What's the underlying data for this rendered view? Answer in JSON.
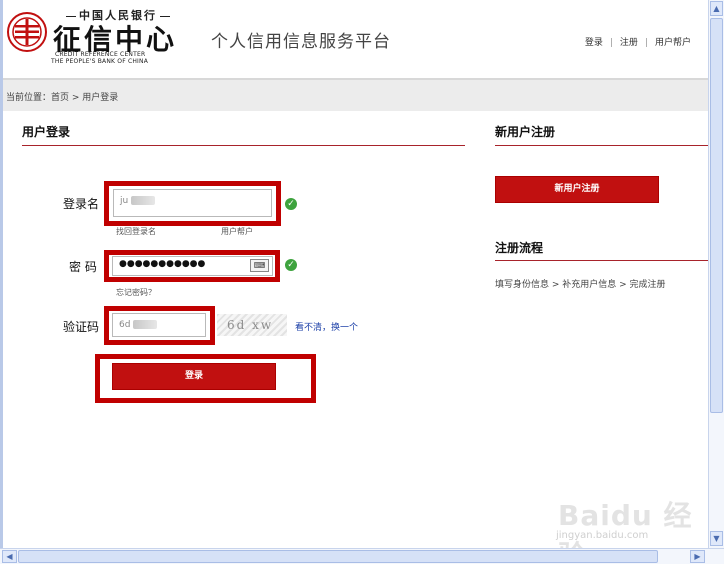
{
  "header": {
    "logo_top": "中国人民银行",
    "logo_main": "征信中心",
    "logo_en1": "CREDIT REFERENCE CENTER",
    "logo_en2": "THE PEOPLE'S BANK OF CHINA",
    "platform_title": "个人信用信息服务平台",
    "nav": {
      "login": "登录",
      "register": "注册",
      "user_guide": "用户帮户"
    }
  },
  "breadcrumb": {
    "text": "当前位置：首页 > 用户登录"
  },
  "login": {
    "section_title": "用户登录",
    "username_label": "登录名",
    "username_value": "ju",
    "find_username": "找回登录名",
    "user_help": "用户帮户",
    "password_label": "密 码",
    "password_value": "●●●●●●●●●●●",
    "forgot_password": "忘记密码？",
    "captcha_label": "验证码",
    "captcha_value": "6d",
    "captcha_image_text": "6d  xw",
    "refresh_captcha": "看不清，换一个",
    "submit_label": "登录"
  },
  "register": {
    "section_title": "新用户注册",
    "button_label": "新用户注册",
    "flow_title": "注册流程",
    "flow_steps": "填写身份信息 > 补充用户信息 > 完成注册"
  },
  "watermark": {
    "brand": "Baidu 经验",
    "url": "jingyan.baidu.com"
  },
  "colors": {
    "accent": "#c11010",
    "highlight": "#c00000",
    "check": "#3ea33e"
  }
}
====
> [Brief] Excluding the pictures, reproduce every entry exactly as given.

> [Exercise answer]
What's the underlying data for this rendered view? Answer in JSON.
{
  "header": {
    "logo_top": "中国人民银行",
    "logo_main": "征信中心",
    "logo_en1": "CREDIT REFERENCE CENTER",
    "logo_en2": "THE PEOPLE'S BANK OF CHINA",
    "platform_title": "个人信用信息服务平台",
    "nav": {
      "login": "登录",
      "register": "注册",
      "user_guide": "用户帮户"
    }
  },
  "breadcrumb": {
    "text": "当前位置：首页 > 用户登录"
  },
  "login": {
    "section_title": "用户登录",
    "username_label": "登录名",
    "username_value": "ju",
    "find_username": "找回登录名",
    "user_help": "用户帮户",
    "password_label": "密 码",
    "password_value": "●●●●●●●●●●●",
    "forgot_password": "忘记密码？",
    "captcha_label": "验证码",
    "captcha_value": "6d",
    "captcha_image_text": "6d  xw",
    "refresh_captcha": "看不清，换一个",
    "submit_label": "登录"
  },
  "register": {
    "section_title": "新用户注册",
    "button_label": "新用户注册",
    "flow_title": "注册流程",
    "flow_steps": "填写身份信息 > 补充用户信息 > 完成注册"
  },
  "watermark": {
    "brand": "Baidu 经验",
    "url": "jingyan.baidu.com"
  },
  "colors": {
    "accent": "#c11010",
    "highlight": "#c00000",
    "check": "#3ea33e"
  }
}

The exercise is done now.